Architectural Record: Everyone defines BIM differently. What is BIM to you?

James Barrett: Some people think BIM is a particular piece of software. But it is a set of problem-solving tools. You need to have a big toolbox so you can bring to bear the tool that makes the most sense for the task at hand.

Is BIM is changing what gets built?

There is certain software that allows the creation of shapes that wouldn’t otherwise be realized. But that isn’t where BIM is having its greatest impact. It’s producing greater collaboration and integration among members of project teams. To some extent this is a function of the fact that BIM isn’t terribly well developed. The tool is still in its infancy and there are large interoperability issues with the software. As a result, firms are almost forced to work more closely to bridge these performance gaps and overcome the problems with the transfer of models and information.

Does BIM and the integrated process you’ve described require that architects relinquish control over a project or does it allow them to have more control?

They have the opportunity for greater control. Are they taking advantage of that opportunity? Many aren’t. For many architects, construction managers, and subs, BIM is just a better way of doing what they have always done. But BIM can provide a real understanding of the parts and pieces of a building at a level of detail that a 2D documentation environment can’t. It allows an architect to be a part of the discussion with us and our trade contractors about the building’s literal assembly, not just about aesthetics and the design intent. That will affect the final product as much as anything.

Are you saying that architects should play a role in determining construction means and methods?

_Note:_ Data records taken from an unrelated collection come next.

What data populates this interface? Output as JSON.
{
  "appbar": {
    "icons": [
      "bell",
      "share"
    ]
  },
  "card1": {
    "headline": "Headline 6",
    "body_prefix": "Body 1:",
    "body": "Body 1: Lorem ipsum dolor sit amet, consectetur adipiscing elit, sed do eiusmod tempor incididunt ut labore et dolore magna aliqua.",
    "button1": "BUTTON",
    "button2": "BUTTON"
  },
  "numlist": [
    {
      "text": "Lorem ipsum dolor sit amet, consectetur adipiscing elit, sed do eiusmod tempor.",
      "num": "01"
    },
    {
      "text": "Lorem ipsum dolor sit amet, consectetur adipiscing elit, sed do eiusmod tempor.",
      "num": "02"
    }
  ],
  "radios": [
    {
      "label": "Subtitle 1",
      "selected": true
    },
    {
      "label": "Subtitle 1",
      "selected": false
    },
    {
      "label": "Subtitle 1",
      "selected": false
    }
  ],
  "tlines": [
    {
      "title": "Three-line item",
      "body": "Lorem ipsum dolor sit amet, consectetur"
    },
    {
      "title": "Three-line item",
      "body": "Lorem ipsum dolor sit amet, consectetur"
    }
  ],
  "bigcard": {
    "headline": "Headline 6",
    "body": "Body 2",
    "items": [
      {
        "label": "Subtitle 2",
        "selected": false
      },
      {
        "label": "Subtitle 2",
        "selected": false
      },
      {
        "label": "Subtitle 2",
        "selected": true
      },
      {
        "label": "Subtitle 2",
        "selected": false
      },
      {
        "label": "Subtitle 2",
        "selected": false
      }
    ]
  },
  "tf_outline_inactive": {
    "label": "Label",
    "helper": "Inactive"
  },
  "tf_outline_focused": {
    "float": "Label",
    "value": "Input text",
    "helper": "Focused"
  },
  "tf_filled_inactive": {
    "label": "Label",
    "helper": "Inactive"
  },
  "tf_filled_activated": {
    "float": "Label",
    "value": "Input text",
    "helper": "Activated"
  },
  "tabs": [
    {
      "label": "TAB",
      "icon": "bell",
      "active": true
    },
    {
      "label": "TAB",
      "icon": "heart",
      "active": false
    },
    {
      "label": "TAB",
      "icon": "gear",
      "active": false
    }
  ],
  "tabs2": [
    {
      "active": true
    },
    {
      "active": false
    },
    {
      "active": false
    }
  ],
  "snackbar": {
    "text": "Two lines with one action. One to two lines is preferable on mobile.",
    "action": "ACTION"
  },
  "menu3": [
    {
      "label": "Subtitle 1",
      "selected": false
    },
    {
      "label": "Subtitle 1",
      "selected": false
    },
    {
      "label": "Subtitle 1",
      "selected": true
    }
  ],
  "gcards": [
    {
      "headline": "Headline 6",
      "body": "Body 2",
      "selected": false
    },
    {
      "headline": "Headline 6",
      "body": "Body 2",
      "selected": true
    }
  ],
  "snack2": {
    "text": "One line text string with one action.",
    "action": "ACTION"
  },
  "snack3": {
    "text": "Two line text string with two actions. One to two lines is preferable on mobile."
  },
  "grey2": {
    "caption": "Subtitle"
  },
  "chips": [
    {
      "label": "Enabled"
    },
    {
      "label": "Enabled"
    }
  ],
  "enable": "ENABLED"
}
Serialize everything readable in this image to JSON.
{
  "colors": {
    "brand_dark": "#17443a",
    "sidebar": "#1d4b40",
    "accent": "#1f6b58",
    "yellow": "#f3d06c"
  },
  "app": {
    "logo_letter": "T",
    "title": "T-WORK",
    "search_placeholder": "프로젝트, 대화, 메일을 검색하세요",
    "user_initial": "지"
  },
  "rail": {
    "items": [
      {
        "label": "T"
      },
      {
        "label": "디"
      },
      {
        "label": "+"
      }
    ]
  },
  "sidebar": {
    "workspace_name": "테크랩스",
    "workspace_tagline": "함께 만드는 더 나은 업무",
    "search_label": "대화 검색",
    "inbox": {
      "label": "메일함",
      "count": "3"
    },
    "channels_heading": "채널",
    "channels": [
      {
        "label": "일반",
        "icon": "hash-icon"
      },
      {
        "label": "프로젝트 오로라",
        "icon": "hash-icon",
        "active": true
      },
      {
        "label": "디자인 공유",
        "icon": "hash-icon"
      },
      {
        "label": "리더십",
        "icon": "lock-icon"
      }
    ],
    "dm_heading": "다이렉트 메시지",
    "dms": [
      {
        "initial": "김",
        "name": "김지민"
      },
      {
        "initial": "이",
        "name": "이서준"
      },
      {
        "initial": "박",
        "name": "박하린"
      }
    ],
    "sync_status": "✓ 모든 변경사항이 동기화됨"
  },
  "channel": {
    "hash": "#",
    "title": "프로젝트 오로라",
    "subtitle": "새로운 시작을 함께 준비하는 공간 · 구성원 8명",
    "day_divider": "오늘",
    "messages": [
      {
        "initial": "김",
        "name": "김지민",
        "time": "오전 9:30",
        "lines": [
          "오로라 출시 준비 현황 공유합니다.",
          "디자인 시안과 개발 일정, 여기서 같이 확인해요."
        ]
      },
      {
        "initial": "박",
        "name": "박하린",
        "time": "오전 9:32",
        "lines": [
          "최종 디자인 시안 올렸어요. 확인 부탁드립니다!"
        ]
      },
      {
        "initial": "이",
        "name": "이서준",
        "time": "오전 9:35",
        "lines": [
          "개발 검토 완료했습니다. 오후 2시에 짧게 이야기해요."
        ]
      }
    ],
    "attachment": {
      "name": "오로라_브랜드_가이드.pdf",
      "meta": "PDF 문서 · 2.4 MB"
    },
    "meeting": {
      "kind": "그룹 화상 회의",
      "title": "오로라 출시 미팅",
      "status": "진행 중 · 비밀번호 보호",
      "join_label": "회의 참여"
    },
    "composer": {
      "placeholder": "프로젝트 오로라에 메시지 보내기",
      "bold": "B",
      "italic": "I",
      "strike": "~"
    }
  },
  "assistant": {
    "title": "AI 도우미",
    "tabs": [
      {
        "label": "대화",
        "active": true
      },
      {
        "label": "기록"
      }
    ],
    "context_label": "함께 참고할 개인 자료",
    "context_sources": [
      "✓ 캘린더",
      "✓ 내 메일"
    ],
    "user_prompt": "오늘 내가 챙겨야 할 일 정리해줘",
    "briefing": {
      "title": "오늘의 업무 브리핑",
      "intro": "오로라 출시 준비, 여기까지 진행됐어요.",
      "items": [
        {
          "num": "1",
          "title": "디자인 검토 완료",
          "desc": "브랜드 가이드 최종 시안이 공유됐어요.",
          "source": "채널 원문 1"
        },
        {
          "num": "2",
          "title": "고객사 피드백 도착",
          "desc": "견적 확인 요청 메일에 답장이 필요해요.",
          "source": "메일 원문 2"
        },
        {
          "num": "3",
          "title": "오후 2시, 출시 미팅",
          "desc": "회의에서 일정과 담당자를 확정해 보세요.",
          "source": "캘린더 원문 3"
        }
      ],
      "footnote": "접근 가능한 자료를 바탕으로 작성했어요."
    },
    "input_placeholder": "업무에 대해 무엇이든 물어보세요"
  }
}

Yes, but there are concerns about contract forms and liability. The industry culture and the contracts that are derived from it haven’t caught up with the technology. So, when working with architects and engineers, I encourage what I call the “Las Vegas approach.” What happens in BIM stays in BIM: You recognize that mistakes will happen without letting it get in way of using the tools in new ways to produce a better product for the client. We do that by lowering our fences and engaging the architect in activities that might be considered means and methods. On the flip side, we sometimes perform services that are typically the architect’s responsibility, such as coordination. We need to share more and not worry about the risks and liabilities that tend to make us hunker down in our traditional corners. It requires a lot more communication between the design and construction industries. It is happening, but fairly selectively.